No, CNBC, hedge funds didn’t just beat the S&P 500 for the first time in a decade

Saw this clickbait today…

I’ll save you a click: The article says that a weighted composite average of hedge funds posted a -4.07% return in 2018. That’s 31 basis points better than the S&P 500 with dividends, which returns -4.38%. It’s the first time since 2008 that the hedge fund index beat the S&P 500. Hence the headline.

But wait… That doesn’t mean investors who own the hedge fund index, if that is even possible, would have come out ahead of investors in an S&P 500 index fund. To figure that out, you have to know the expenses. And while we don’t know the exact pound of flesh each of these hedgies extract from their investors, I’m willing to go out on a limb and say the total is far higher than the 0.04% expense ratio that the Vanguard S&P 500 Index carries. I’d even go so far to bet that the difference is more than 31 basis points. If so, the hedge funds might have won, but the hedge fund investors still lost.

But wait, it’s actually worse for the hedge funds than it appears. Investing isn’t just about one random 365 day period. It’s about a lifetime.

Using the handy 11-year graphic comparing returns tweeted by CNBC’s Leslie Picker…

over the last decade plus one year — so even counting the last two years hedge funds actually won — the S&P 500 index has outperformed the hedge funds by a combined 66.24%! So congrats, hedge fund investors. Even if fees are included in the index and you are 0.31% richer than the alternative this year, you are still down HUGE over the last decade.

The best financial advice to come out of this is one simple point: Don’t base your asset allocation solely on what you hear, or read, on CNBC.

Red Top Mountain

Beautiful 70 degree January day in Georgia. Great opportunity to get out. This is a lovely 5.5 mile hike around Red Top Mountain looking down at Allatoona Lake and the Etowah River. Highly enjoyable, though we weren’t the only ones with the idea so the trail (and the car park) were rather crowded.

If your imagination is good enough, you could almost talk yourself into believing this rocky shoreline was the wonderful Maine coast and not north Georgia. Of course this was also a lot closer.

 

Little Mulberry Park, Dacula, Ga.

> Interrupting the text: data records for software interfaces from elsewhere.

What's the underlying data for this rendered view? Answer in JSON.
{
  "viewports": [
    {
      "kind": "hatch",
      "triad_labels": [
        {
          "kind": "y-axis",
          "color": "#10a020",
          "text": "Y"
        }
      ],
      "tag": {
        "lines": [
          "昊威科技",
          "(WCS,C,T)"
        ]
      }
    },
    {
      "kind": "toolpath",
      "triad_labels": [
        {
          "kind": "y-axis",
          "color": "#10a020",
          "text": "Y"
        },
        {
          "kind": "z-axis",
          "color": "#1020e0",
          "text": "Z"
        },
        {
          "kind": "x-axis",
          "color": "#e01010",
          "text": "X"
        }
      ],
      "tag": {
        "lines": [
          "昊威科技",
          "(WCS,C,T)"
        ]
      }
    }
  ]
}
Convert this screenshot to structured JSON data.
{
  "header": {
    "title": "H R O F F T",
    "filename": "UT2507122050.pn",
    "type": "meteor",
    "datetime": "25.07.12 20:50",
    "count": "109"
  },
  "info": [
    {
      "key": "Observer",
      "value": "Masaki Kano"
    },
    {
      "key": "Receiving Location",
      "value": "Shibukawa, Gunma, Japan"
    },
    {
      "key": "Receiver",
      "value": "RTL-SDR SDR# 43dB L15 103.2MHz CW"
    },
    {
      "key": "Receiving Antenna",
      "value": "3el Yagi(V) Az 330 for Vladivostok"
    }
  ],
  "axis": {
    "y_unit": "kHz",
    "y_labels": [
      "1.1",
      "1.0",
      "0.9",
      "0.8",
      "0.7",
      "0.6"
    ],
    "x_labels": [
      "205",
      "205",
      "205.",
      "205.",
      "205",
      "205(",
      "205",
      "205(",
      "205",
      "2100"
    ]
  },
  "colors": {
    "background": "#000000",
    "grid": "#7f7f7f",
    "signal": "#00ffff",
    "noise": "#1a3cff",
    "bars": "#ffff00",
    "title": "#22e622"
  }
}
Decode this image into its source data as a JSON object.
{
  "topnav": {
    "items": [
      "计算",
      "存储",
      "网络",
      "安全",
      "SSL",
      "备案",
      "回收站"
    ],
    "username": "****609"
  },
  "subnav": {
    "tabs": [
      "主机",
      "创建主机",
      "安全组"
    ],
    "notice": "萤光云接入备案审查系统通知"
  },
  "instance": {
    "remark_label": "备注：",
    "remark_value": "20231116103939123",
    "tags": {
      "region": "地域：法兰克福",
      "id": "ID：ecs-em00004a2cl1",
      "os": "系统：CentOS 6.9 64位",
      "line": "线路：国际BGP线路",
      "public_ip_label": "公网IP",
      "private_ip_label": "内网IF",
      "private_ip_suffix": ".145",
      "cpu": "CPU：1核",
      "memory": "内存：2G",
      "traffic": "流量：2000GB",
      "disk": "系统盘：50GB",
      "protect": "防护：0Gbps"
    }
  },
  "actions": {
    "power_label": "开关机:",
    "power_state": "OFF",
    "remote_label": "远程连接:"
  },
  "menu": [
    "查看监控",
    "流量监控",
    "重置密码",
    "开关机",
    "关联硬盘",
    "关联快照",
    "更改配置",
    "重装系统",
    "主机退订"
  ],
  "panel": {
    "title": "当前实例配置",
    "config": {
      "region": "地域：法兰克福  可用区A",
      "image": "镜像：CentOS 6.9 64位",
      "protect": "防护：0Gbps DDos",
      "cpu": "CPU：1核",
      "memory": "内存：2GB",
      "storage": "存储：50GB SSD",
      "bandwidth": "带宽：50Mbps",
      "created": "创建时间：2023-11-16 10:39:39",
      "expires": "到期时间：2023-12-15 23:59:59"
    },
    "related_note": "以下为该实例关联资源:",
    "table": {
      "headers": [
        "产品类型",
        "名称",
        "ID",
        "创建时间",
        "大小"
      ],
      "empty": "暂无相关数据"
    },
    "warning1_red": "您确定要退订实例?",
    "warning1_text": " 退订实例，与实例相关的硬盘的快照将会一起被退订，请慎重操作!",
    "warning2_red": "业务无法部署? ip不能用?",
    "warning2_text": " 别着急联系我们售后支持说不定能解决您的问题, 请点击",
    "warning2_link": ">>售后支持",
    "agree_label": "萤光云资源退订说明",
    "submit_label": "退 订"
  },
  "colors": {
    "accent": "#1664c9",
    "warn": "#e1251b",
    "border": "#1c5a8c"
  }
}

Given how annoying Atlanta traffic can be, I’m very happy to live close-in. But one thing I am very envious of when it comes to the outer suburbs is Gwinnett County’s excellent network of parks and green space. Little Mulberry is a good example, a beautiful little lake surrounded by a paved trail with plenty of dirt offshoots running in every directions. We caught it a bit too late for Fall leaves, which were likely spectacular only a few days or weeks ago, but was a nice, relaxing few miles on a Fall Sunday.